One of the charms of Việt Nam is how a humble motorcycle becomes a beast of burden.
The cargo may range from a family of five to hundreds of pounds of bagged whatnot, balanced and strapped down for the ride.
I’ve seen motorbikes bearing beehives in mesh bags; an empty aquarium draped with plastic bags holding tropical fish swimming in water; a basket of unbutchered thịt chó – dog meat.
A friend told me she once saw a drunk tied to the back of a motorbike.
Every day – no, practically every minute – a foreigner on the streets of urban Việt Nam will see something that would earn a traffic citation at home.
And yet these shipments usually get to their destination – no problem.
The system seems to work.
But maybe this ingenuity in moving domestic products like eggs, beer and construction rebars may both mask and underscore a big problem dogging Việt Nam’s progress:
The logistics of imports and exports.
This system, as a recent World Bank study quantified, definitely is not working.
The study comparing Southeast Asian economies raised my eyebrows.
The efficiency of Singapore should come as no surprise.
Built for speed, Singapore requires an average of five days to process a commodity export and four days for imports.
Compare that to the Philippines:
15 days for exports, 14 days for imports – one of the slowest.
But Việt Nam is slower than slow – a full week slower than the Philippines, at 22 days and 21 days, respectively.
And a scoring system developed for the study found that Việt Nam’s trade logistics are getting worse, falling 31 points, while regional rivals are improving:
Myanmar up 38 points, Cambodia up 15, Indonesia up 30 and the Philippines up 8.
Vietnamese folklore venerates the tough, slow-moving turtle – but these numbers suggest a snail moving backwards.
The World Bank put a price on this inefficiency:
Việt Nam’s average cost for exporting and importing a container was $580 and $670, compared to $456 and $439 for Singapore, and $450 and $435 for Malaysia.
To me, Việt Nam’s slow pace presents a conundrum.
There is no questioning the impressive work ethic of the Vietnamese – but time itself seems to have little value.
I noticed this back home in California, when my Sài Gòn – born wife would occasionally hire Vietnamese handymen, who would quote a modest price for a job and then put it long hours getting it done.
My wife would half-jokingly refer to “Vietnamese time,” and I long ago learned that if she said “I’ll be there in 20 minutes,” it might take an hour.
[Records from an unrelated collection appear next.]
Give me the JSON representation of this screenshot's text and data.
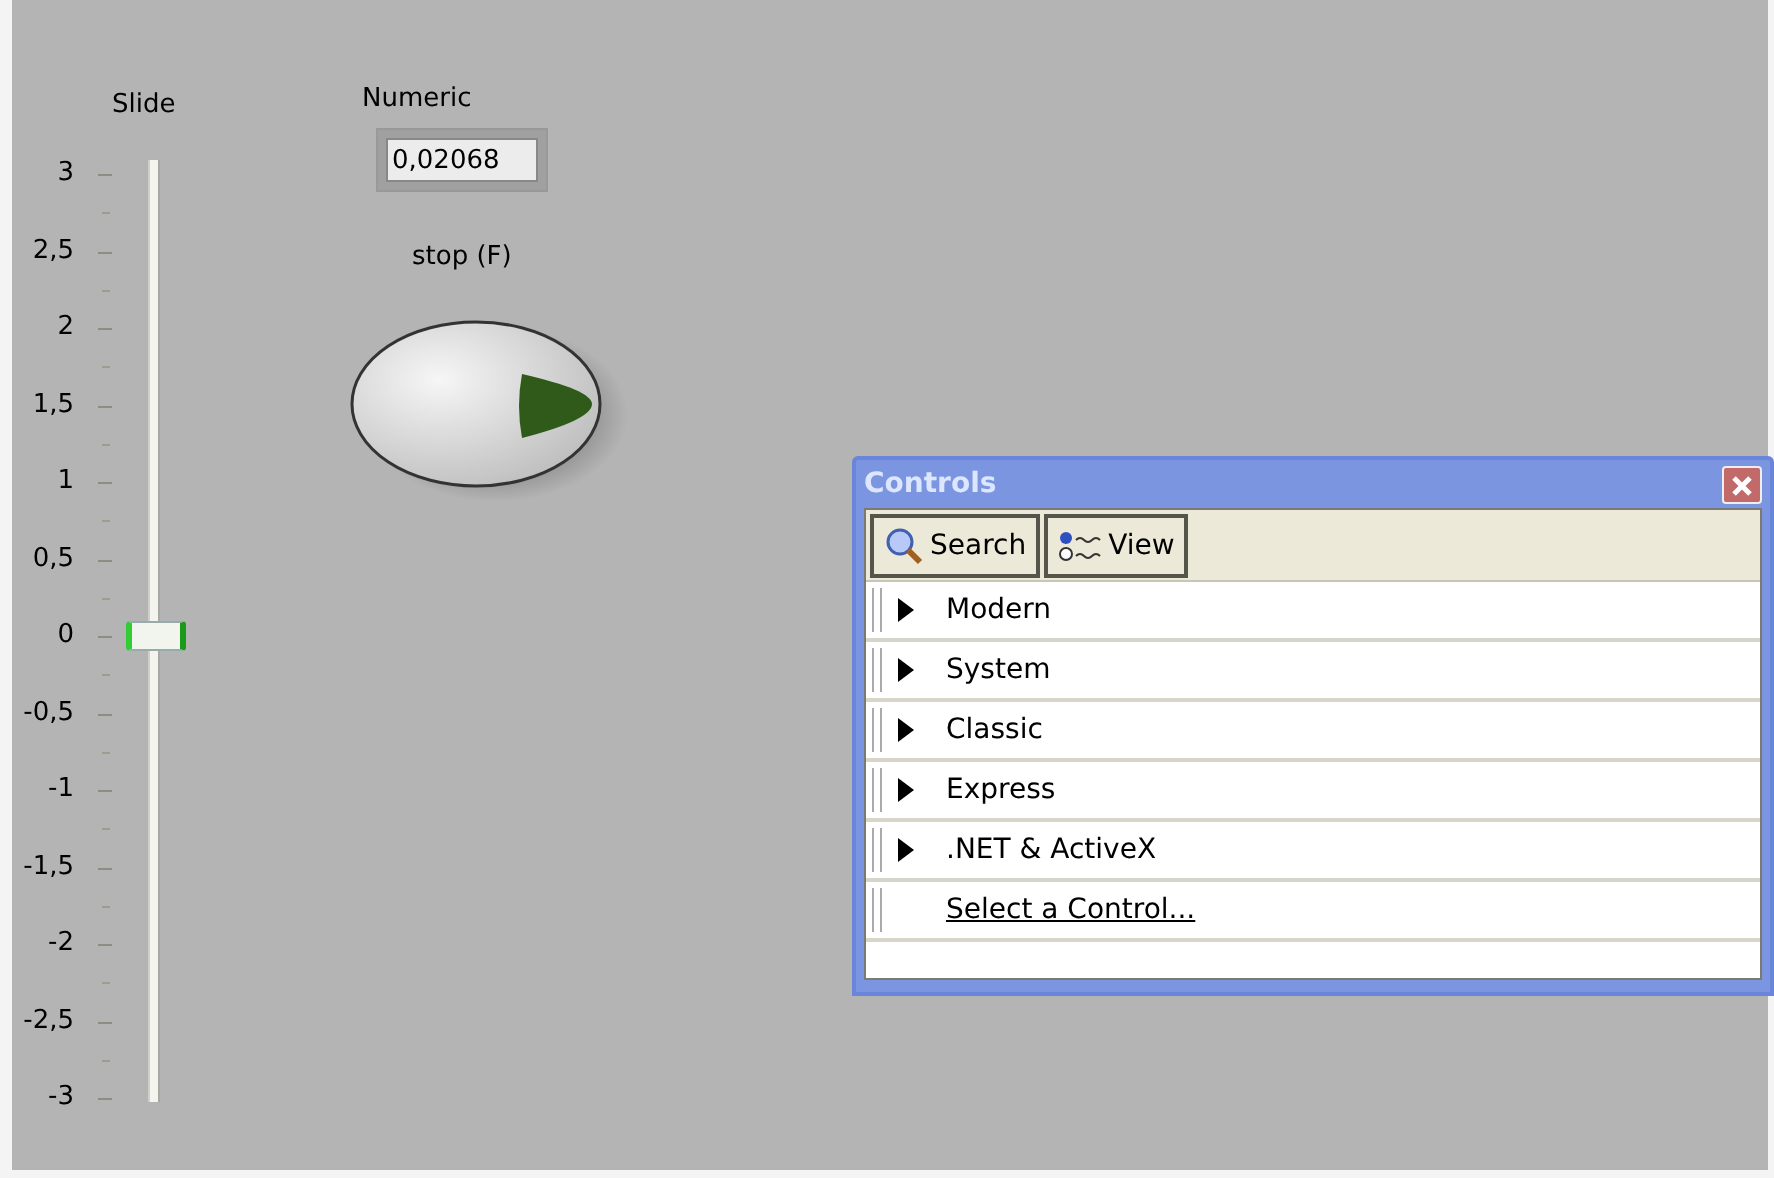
{
  "slide": {
    "label": "Slide",
    "level": 0.5,
    "ticks": [
      "3",
      "2,5",
      "2",
      "1,5",
      "1",
      "0,5",
      "0",
      "-0,5",
      "-1",
      "-1,5",
      "-2",
      "-2,5",
      "-3"
    ]
  },
  "numeric": {
    "label": "Numeric",
    "value": "0,02068"
  },
  "stop_button": {
    "label": "stop (F)"
  },
  "palette": {
    "title": "Controls",
    "buttons": [
      {
        "label": "Search",
        "kind": "search"
      },
      {
        "label": "View",
        "kind": "view"
      }
    ],
    "items": [
      {
        "label": "Modern",
        "kind": "category"
      },
      {
        "label": "System",
        "kind": "category"
      },
      {
        "label": "Classic",
        "kind": "category"
      },
      {
        "label": "Express",
        "kind": "category"
      },
      {
        "label": ".NET & ActiveX",
        "kind": "category"
      },
      {
        "label": "Select a Control...",
        "kind": "link"
      }
    ]
  }
}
So after arriving in Việt Nam, I felt affirmed when I read a EuroCham report that urged the Vietnamese to embrace the conventional wisdom that “time is money.”
So why does Việt Nam have so much catching up to do?
To me, the cultural component seems valid:
Perhaps nothing mattered more in the American War than perseverance and a willingness to outlast their enemy.
Việt Nam’s internal clock, a friend suggests, may have been set by its agricultural roots and tedious, time-consuming labor of rice farming.
But the Vietnamese are aware that their physical and bureaucratic system for foreign trade is a mess.
At the conference where the World Bank report was released, participants complained of having shipments held up by customs and other authorities who required three sets of approvals – and of some who wanted bribes to expedite shipments.
It’s hard to see a silver lining in this.
From a distance, it seems obvious that huge sums loaned for overbuilding and paralyzing Việt Nam’s housing market would have been better applied to upgrading roads, ports and other transport infrastructure.
Instead of building towers that now stand as an empty monument, a construction crew could have been improving a port that quietly makes Việt Nam work better.
Now billions of overseas development assistance has been pledged to Việt Namby foreign donor nations.
Foreign investment is also pouring into plans for new ports and “public-private partnerships” to improve highways.
There is a lot of work to be done just for Việt Nam to get up to the Philippines’ speed.
The question remains, however, how Việt Nam will fix its human infrastructure.